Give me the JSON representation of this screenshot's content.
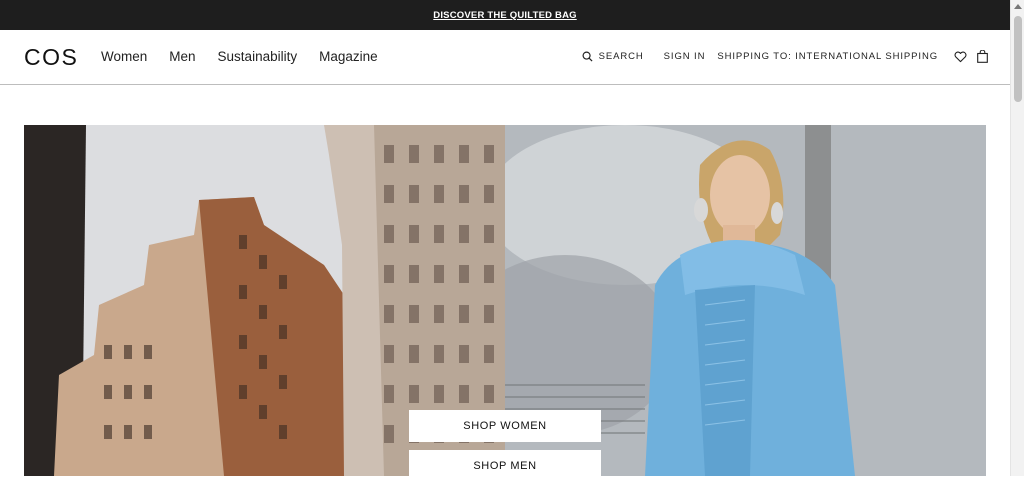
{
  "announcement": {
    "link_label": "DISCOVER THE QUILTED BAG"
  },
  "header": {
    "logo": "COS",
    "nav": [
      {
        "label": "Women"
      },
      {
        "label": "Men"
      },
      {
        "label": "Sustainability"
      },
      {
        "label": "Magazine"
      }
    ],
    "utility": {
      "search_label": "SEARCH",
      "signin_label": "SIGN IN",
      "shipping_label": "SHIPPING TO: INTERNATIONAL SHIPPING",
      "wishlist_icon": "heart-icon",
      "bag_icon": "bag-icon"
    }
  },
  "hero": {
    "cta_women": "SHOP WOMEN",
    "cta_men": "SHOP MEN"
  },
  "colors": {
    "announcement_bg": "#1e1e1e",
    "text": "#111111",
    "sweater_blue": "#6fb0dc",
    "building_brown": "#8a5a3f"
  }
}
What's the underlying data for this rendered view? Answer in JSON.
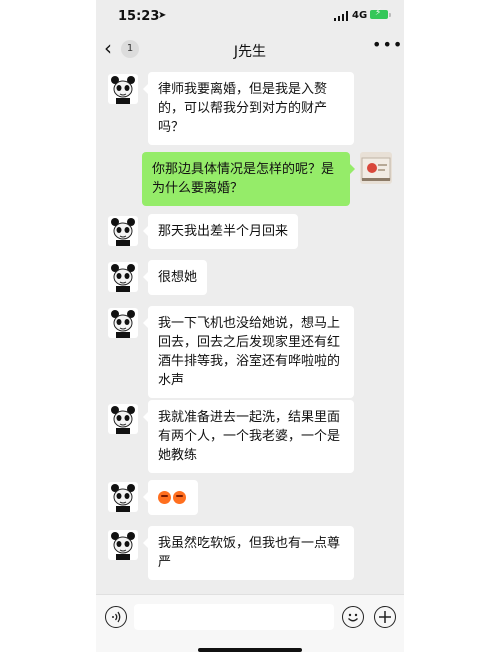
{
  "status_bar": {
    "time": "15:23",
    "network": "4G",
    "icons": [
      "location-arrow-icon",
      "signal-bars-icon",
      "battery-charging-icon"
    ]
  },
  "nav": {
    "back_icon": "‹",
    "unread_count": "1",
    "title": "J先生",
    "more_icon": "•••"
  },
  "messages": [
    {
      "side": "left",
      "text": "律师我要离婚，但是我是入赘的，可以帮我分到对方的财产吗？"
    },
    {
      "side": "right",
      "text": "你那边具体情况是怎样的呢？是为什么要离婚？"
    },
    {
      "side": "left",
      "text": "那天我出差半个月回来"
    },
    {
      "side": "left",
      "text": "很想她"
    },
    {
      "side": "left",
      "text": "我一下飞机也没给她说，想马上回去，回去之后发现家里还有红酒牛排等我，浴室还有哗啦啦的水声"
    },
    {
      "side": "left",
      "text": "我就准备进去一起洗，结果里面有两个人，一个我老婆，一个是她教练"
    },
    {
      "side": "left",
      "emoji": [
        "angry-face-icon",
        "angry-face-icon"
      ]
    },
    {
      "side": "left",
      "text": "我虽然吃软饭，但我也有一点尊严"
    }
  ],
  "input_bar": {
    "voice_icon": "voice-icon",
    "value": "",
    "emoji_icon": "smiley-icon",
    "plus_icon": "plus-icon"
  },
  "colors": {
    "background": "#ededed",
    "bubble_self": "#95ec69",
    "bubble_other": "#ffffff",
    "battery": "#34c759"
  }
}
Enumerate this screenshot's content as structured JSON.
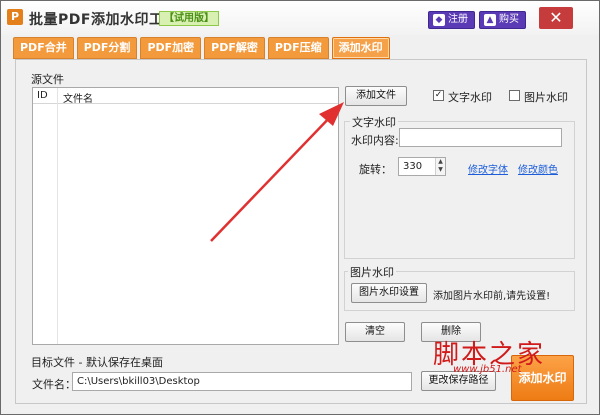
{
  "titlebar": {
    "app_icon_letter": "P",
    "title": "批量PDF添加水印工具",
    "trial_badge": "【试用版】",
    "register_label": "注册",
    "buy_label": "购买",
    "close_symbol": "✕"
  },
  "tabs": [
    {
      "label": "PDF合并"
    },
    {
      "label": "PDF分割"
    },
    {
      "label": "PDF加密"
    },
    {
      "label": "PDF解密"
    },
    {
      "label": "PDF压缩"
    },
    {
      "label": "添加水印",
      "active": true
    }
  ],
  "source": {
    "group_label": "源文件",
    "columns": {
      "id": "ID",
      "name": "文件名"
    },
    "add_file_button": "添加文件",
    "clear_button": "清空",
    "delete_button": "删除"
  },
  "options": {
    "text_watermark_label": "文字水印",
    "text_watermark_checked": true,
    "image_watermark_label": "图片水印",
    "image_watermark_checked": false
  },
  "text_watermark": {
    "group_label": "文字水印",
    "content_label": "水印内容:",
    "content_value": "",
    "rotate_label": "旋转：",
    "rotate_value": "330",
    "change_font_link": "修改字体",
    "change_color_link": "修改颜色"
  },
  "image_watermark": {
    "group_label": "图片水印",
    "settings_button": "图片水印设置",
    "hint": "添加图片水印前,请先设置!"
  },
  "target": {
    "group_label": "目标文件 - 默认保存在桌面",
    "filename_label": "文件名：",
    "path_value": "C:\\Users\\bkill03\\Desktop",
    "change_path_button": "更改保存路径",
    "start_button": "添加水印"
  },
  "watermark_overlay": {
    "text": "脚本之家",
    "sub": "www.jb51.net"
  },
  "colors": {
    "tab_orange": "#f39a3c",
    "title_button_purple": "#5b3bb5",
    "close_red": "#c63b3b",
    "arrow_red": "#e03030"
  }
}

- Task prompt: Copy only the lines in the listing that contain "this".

- Exercise answer:
Give me the JSON representation of this screenshot's content.
What's the underlying data for this rendered view? Answer in JSON.
Enumerate this screenshot's content as structured JSON.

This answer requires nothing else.